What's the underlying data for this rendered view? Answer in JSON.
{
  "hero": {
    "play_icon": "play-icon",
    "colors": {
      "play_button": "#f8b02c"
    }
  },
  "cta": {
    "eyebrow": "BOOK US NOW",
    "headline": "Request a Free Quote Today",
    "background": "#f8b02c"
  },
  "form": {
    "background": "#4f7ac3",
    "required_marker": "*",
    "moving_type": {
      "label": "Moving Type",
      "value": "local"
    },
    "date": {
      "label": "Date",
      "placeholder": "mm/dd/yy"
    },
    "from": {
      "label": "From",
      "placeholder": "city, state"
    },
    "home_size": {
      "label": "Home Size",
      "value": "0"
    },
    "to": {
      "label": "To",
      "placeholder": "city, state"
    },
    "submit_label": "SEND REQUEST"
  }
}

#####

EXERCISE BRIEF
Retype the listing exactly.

SOLVED EXERCISE
What's the underlying data for this rendered view? Answer in JSON.
{
  "hero": {
    "play_icon": "play-icon",
    "colors": {
      "play_button": "#f8b02c"
    }
  },
  "cta": {
    "eyebrow": "BOOK US NOW",
    "headline": "Request a Free Quote Today",
    "background": "#f8b02c"
  },
  "form": {
    "background": "#4f7ac3",
    "required_marker": "*",
    "moving_type": {
      "label": "Moving Type",
      "value": "local"
    },
    "date": {
      "label": "Date",
      "placeholder": "mm/dd/yy"
    },
    "from": {
      "label": "From",
      "placeholder": "city, state"
    },
    "home_size": {
      "label": "Home Size",
      "value": "0"
    },
    "to": {
      "label": "To",
      "placeholder": "city, state"
    },
    "submit_label": "SEND REQUEST"
  }
}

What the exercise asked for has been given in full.